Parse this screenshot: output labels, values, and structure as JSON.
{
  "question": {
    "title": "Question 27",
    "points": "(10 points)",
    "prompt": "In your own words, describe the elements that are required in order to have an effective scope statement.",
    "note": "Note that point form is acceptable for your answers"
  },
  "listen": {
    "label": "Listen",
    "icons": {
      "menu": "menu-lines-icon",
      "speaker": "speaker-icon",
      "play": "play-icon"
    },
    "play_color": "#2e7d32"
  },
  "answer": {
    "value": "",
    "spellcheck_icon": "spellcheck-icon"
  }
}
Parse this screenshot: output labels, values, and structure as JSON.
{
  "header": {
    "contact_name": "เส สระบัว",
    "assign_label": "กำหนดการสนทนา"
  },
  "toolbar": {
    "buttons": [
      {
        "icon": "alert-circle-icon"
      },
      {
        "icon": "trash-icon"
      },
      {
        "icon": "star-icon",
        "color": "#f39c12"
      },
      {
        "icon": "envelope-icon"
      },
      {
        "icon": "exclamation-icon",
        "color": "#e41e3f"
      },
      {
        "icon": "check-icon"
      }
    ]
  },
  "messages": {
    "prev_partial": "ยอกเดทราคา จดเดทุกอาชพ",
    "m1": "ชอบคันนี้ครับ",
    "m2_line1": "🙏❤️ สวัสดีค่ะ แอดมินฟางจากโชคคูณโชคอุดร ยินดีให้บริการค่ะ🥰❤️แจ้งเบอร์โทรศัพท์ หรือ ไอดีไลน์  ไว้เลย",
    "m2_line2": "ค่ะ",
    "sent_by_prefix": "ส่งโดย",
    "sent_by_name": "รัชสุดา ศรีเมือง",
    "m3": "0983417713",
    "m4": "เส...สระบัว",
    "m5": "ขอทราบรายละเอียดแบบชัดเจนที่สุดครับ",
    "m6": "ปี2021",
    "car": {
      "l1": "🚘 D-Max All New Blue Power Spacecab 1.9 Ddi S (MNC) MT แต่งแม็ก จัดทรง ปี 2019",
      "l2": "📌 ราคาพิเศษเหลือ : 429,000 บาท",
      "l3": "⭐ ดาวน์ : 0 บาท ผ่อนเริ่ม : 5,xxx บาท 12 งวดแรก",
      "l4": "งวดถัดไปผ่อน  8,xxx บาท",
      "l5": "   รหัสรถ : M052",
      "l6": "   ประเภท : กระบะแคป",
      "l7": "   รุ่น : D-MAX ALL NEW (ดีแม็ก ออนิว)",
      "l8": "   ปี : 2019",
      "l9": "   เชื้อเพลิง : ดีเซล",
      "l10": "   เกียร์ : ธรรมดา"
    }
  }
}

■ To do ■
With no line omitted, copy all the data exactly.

■ Your response ■
Parse this screenshot: output labels, values, and structure as JSON.
{
  "question": {
    "title": "Question 27",
    "points": "(10 points)",
    "prompt": "In your own words, describe the elements that are required in order to have an effective scope statement.",
    "note": "Note that point form is acceptable for your answers"
  },
  "listen": {
    "label": "Listen",
    "icons": {
      "menu": "menu-lines-icon",
      "speaker": "speaker-icon",
      "play": "play-icon"
    },
    "play_color": "#2e7d32"
  },
  "answer": {
    "value": "",
    "spellcheck_icon": "spellcheck-icon"
  }
}
Parse this screenshot: output labels, values, and structure as JSON.
{
  "header": {
    "contact_name": "เส สระบัว",
    "assign_label": "กำหนดการสนทนา"
  },
  "toolbar": {
    "buttons": [
      {
        "icon": "alert-circle-icon"
      },
      {
        "icon": "trash-icon"
      },
      {
        "icon": "star-icon",
        "color": "#f39c12"
      },
      {
        "icon": "envelope-icon"
      },
      {
        "icon": "exclamation-icon",
        "color": "#e41e3f"
      },
      {
        "icon": "check-icon"
      }
    ]
  },
  "messages": {
    "prev_partial": "ยอกเดทราคา จดเดทุกอาชพ",
    "m1": "ชอบคันนี้ครับ",
    "m2_line1": "🙏❤️ สวัสดีค่ะ แอดมินฟางจากโชคคูณโชคอุดร ยินดีให้บริการค่ะ🥰❤️แจ้งเบอร์โทรศัพท์ หรือ ไอดีไลน์  ไว้เลย",
    "m2_line2": "ค่ะ",
    "sent_by_prefix": "ส่งโดย",
    "sent_by_name": "รัชสุดา ศรีเมือง",
    "m3": "0983417713",
    "m4": "เส...สระบัว",
    "m5": "ขอทราบรายละเอียดแบบชัดเจนที่สุดครับ",
    "m6": "ปี2021",
    "car": {
      "l1": "🚘 D-Max All New Blue Power Spacecab 1.9 Ddi S (MNC) MT แต่งแม็ก จัดทรง ปี 2019",
      "l2": "📌 ราคาพิเศษเหลือ : 429,000 บาท",
      "l3": "⭐ ดาวน์ : 0 บาท ผ่อนเริ่ม : 5,xxx บาท 12 งวดแรก",
      "l4": "งวดถัดไปผ่อน  8,xxx บาท",
      "l5": "   รหัสรถ : M052",
      "l6": "   ประเภท : กระบะแคป",
      "l7": "   รุ่น : D-MAX ALL NEW (ดีแม็ก ออนิว)",
      "l8": "   ปี : 2019",
      "l9": "   เชื้อเพลิง : ดีเซล",
      "l10": "   เกียร์ : ธรรมดา"
    }
  }
}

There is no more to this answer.